__ACTIVITY__
Output the full listing word for word.

__DATASET RECORDS__
#####

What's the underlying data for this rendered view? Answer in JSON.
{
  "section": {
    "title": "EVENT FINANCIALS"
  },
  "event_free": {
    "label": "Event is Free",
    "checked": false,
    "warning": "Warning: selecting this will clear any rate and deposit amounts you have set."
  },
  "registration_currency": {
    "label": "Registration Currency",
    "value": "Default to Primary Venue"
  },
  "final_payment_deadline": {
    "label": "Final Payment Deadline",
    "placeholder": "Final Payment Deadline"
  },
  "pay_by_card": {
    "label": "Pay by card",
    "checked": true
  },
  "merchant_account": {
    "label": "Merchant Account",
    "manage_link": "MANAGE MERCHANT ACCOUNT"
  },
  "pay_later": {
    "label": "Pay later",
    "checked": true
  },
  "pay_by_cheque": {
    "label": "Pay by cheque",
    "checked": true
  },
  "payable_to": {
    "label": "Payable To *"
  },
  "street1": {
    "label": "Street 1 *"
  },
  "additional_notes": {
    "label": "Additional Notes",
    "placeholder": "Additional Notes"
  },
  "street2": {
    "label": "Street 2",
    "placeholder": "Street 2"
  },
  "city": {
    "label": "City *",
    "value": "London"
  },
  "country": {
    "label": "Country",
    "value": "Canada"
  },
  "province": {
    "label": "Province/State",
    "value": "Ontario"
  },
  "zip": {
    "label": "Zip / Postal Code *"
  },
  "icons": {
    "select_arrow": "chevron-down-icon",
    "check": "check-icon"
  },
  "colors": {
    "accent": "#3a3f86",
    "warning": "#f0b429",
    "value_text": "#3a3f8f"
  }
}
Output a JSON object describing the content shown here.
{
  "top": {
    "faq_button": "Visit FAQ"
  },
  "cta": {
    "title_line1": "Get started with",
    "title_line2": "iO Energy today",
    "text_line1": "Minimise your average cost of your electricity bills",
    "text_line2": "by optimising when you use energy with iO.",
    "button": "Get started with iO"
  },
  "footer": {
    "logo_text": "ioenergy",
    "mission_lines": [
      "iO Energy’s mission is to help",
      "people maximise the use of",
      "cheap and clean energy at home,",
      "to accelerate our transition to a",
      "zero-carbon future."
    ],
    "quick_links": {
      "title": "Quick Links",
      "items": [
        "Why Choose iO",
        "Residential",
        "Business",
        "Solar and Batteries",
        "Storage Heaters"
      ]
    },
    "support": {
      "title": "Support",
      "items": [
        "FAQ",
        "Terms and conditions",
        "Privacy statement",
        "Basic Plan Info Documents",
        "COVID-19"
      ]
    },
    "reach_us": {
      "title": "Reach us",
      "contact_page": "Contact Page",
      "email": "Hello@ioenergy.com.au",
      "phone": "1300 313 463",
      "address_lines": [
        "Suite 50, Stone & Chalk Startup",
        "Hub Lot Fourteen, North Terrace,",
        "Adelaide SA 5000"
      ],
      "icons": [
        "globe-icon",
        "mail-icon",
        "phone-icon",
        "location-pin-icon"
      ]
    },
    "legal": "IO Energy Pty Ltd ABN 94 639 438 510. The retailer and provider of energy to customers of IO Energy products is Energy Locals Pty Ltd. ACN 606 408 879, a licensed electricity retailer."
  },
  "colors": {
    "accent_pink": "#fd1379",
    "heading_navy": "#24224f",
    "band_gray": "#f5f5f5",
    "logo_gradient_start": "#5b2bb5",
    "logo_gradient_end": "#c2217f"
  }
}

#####

__RESPONSE__
What's the underlying data for this rendered view? Answer in JSON.
{
  "section": {
    "title": "EVENT FINANCIALS"
  },
  "event_free": {
    "label": "Event is Free",
    "checked": false,
    "warning": "Warning: selecting this will clear any rate and deposit amounts you have set."
  },
  "registration_currency": {
    "label": "Registration Currency",
    "value": "Default to Primary Venue"
  },
  "final_payment_deadline": {
    "label": "Final Payment Deadline",
    "placeholder": "Final Payment Deadline"
  },
  "pay_by_card": {
    "label": "Pay by card",
    "checked": true
  },
  "merchant_account": {
    "label": "Merchant Account",
    "manage_link": "MANAGE MERCHANT ACCOUNT"
  },
  "pay_later": {
    "label": "Pay later",
    "checked": true
  },
  "pay_by_cheque": {
    "label": "Pay by cheque",
    "checked": true
  },
  "payable_to": {
    "label": "Payable To *"
  },
  "street1": {
    "label": "Street 1 *"
  },
  "additional_notes": {
    "label": "Additional Notes",
    "placeholder": "Additional Notes"
  },
  "street2": {
    "label": "Street 2",
    "placeholder": "Street 2"
  },
  "city": {
    "label": "City *",
    "value": "London"
  },
  "country": {
    "label": "Country",
    "value": "Canada"
  },
  "province": {
    "label": "Province/State",
    "value": "Ontario"
  },
  "zip": {
    "label": "Zip / Postal Code *"
  },
  "icons": {
    "select_arrow": "chevron-down-icon",
    "check": "check-icon"
  },
  "colors": {
    "accent": "#3a3f86",
    "warning": "#f0b429",
    "value_text": "#3a3f8f"
  }
}
Output a JSON object describing the content shown here.
{
  "top": {
    "faq_button": "Visit FAQ"
  },
  "cta": {
    "title_line1": "Get started with",
    "title_line2": "iO Energy today",
    "text_line1": "Minimise your average cost of your electricity bills",
    "text_line2": "by optimising when you use energy with iO.",
    "button": "Get started with iO"
  },
  "footer": {
    "logo_text": "ioenergy",
    "mission_lines": [
      "iO Energy’s mission is to help",
      "people maximise the use of",
      "cheap and clean energy at home,",
      "to accelerate our transition to a",
      "zero-carbon future."
    ],
    "quick_links": {
      "title": "Quick Links",
      "items": [
        "Why Choose iO",
        "Residential",
        "Business",
        "Solar and Batteries",
        "Storage Heaters"
      ]
    },
    "support": {
      "title": "Support",
      "items": [
        "FAQ",
        "Terms and conditions",
        "Privacy statement",
        "Basic Plan Info Documents",
        "COVID-19"
      ]
    },
    "reach_us": {
      "title": "Reach us",
      "contact_page": "Contact Page",
      "email": "Hello@ioenergy.com.au",
      "phone": "1300 313 463",
      "address_lines": [
        "Suite 50, Stone & Chalk Startup",
        "Hub Lot Fourteen, North Terrace,",
        "Adelaide SA 5000"
      ],
      "icons": [
        "globe-icon",
        "mail-icon",
        "phone-icon",
        "location-pin-icon"
      ]
    },
    "legal": "IO Energy Pty Ltd ABN 94 639 438 510. The retailer and provider of energy to customers of IO Energy products is Energy Locals Pty Ltd. ACN 606 408 879, a licensed electricity retailer."
  },
  "colors": {
    "accent_pink": "#fd1379",
    "heading_navy": "#24224f",
    "band_gray": "#f5f5f5",
    "logo_gradient_start": "#5b2bb5",
    "logo_gradient_end": "#c2217f"
  }
}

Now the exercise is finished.